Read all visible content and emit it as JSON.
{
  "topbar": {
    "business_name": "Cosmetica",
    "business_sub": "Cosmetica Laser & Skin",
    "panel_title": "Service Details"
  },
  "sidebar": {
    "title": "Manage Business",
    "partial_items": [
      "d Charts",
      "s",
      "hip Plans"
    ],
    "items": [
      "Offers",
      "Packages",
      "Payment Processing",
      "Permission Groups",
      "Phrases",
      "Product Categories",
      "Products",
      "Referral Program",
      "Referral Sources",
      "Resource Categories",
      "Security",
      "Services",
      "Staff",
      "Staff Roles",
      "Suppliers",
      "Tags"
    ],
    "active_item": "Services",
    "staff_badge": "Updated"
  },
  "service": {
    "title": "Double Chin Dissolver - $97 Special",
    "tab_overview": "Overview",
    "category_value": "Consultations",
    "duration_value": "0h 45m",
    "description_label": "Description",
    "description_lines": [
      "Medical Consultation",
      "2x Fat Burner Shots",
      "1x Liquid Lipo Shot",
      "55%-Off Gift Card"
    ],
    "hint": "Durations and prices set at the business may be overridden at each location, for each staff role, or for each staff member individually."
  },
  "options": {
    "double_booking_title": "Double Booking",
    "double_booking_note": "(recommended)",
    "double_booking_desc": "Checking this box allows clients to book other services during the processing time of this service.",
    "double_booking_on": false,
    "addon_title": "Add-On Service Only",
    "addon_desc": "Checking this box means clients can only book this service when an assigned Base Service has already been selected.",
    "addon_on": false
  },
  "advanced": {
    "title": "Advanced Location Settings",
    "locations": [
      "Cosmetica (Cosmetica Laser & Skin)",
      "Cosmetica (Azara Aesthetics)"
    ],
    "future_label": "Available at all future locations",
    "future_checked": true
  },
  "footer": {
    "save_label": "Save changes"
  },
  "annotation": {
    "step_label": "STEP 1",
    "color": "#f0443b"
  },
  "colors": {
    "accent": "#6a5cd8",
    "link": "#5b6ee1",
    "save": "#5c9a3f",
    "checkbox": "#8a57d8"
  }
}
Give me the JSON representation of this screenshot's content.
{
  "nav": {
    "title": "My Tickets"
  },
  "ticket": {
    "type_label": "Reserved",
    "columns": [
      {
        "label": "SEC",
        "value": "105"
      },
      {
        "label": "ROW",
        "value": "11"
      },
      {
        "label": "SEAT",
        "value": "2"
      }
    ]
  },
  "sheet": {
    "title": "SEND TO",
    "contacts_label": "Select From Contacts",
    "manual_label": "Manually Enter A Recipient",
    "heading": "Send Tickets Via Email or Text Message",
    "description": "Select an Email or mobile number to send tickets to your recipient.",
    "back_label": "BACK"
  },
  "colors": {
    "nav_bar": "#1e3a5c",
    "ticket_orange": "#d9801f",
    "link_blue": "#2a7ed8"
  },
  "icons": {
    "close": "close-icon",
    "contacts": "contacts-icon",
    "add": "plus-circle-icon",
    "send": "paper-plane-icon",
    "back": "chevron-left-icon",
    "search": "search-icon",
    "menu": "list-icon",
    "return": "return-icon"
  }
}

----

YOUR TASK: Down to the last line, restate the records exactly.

COMPLETED TASK:
Read all visible content and emit it as JSON.
{
  "topbar": {
    "business_name": "Cosmetica",
    "business_sub": "Cosmetica Laser & Skin",
    "panel_title": "Service Details"
  },
  "sidebar": {
    "title": "Manage Business",
    "partial_items": [
      "d Charts",
      "s",
      "hip Plans"
    ],
    "items": [
      "Offers",
      "Packages",
      "Payment Processing",
      "Permission Groups",
      "Phrases",
      "Product Categories",
      "Products",
      "Referral Program",
      "Referral Sources",
      "Resource Categories",
      "Security",
      "Services",
      "Staff",
      "Staff Roles",
      "Suppliers",
      "Tags"
    ],
    "active_item": "Services",
    "staff_badge": "Updated"
  },
  "service": {
    "title": "Double Chin Dissolver - $97 Special",
    "tab_overview": "Overview",
    "category_value": "Consultations",
    "duration_value": "0h 45m",
    "description_label": "Description",
    "description_lines": [
      "Medical Consultation",
      "2x Fat Burner Shots",
      "1x Liquid Lipo Shot",
      "55%-Off Gift Card"
    ],
    "hint": "Durations and prices set at the business may be overridden at each location, for each staff role, or for each staff member individually."
  },
  "options": {
    "double_booking_title": "Double Booking",
    "double_booking_note": "(recommended)",
    "double_booking_desc": "Checking this box allows clients to book other services during the processing time of this service.",
    "double_booking_on": false,
    "addon_title": "Add-On Service Only",
    "addon_desc": "Checking this box means clients can only book this service when an assigned Base Service has already been selected.",
    "addon_on": false
  },
  "advanced": {
    "title": "Advanced Location Settings",
    "locations": [
      "Cosmetica (Cosmetica Laser & Skin)",
      "Cosmetica (Azara Aesthetics)"
    ],
    "future_label": "Available at all future locations",
    "future_checked": true
  },
  "footer": {
    "save_label": "Save changes"
  },
  "annotation": {
    "step_label": "STEP 1",
    "color": "#f0443b"
  },
  "colors": {
    "accent": "#6a5cd8",
    "link": "#5b6ee1",
    "save": "#5c9a3f",
    "checkbox": "#8a57d8"
  }
}
Give me the JSON representation of this screenshot's content.
{
  "nav": {
    "title": "My Tickets"
  },
  "ticket": {
    "type_label": "Reserved",
    "columns": [
      {
        "label": "SEC",
        "value": "105"
      },
      {
        "label": "ROW",
        "value": "11"
      },
      {
        "label": "SEAT",
        "value": "2"
      }
    ]
  },
  "sheet": {
    "title": "SEND TO",
    "contacts_label": "Select From Contacts",
    "manual_label": "Manually Enter A Recipient",
    "heading": "Send Tickets Via Email or Text Message",
    "description": "Select an Email or mobile number to send tickets to your recipient.",
    "back_label": "BACK"
  },
  "colors": {
    "nav_bar": "#1e3a5c",
    "ticket_orange": "#d9801f",
    "link_blue": "#2a7ed8"
  },
  "icons": {
    "close": "close-icon",
    "contacts": "contacts-icon",
    "add": "plus-circle-icon",
    "send": "paper-plane-icon",
    "back": "chevron-left-icon",
    "search": "search-icon",
    "menu": "list-icon",
    "return": "return-icon"
  }
}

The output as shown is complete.